[[ GIVEN RECORDS open ]]
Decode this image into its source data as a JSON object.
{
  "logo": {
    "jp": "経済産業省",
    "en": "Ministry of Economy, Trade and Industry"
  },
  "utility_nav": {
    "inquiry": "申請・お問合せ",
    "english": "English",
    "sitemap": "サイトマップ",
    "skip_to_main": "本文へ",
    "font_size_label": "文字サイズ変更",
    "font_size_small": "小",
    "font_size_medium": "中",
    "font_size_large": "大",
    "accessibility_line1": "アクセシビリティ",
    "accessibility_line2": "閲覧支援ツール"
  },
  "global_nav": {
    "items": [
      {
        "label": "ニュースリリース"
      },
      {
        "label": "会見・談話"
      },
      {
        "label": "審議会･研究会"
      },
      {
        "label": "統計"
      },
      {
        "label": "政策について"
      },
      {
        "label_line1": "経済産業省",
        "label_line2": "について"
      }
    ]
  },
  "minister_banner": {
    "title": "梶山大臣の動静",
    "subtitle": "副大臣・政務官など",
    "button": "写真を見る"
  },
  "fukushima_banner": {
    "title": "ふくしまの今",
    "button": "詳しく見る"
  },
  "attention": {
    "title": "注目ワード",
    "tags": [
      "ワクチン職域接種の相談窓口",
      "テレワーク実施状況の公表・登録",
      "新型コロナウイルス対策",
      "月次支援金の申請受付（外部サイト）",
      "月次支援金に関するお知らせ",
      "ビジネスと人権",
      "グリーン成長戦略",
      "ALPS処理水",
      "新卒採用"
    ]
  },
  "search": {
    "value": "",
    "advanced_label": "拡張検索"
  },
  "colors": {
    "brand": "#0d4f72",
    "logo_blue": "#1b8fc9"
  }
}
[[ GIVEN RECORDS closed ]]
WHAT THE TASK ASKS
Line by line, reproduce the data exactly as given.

OUTPUT FOR THIS EXERCISE
Decode this image into its source data as a JSON object.
{
  "logo": {
    "jp": "経済産業省",
    "en": "Ministry of Economy, Trade and Industry"
  },
  "utility_nav": {
    "inquiry": "申請・お問合せ",
    "english": "English",
    "sitemap": "サイトマップ",
    "skip_to_main": "本文へ",
    "font_size_label": "文字サイズ変更",
    "font_size_small": "小",
    "font_size_medium": "中",
    "font_size_large": "大",
    "accessibility_line1": "アクセシビリティ",
    "accessibility_line2": "閲覧支援ツール"
  },
  "global_nav": {
    "items": [
      {
        "label": "ニュースリリース"
      },
      {
        "label": "会見・談話"
      },
      {
        "label": "審議会･研究会"
      },
      {
        "label": "統計"
      },
      {
        "label": "政策について"
      },
      {
        "label_line1": "経済産業省",
        "label_line2": "について"
      }
    ]
  },
  "minister_banner": {
    "title": "梶山大臣の動静",
    "subtitle": "副大臣・政務官など",
    "button": "写真を見る"
  },
  "fukushima_banner": {
    "title": "ふくしまの今",
    "button": "詳しく見る"
  },
  "attention": {
    "title": "注目ワード",
    "tags": [
      "ワクチン職域接種の相談窓口",
      "テレワーク実施状況の公表・登録",
      "新型コロナウイルス対策",
      "月次支援金の申請受付（外部サイト）",
      "月次支援金に関するお知らせ",
      "ビジネスと人権",
      "グリーン成長戦略",
      "ALPS処理水",
      "新卒採用"
    ]
  },
  "search": {
    "value": "",
    "advanced_label": "拡張検索"
  },
  "colors": {
    "brand": "#0d4f72",
    "logo_blue": "#1b8fc9"
  }
}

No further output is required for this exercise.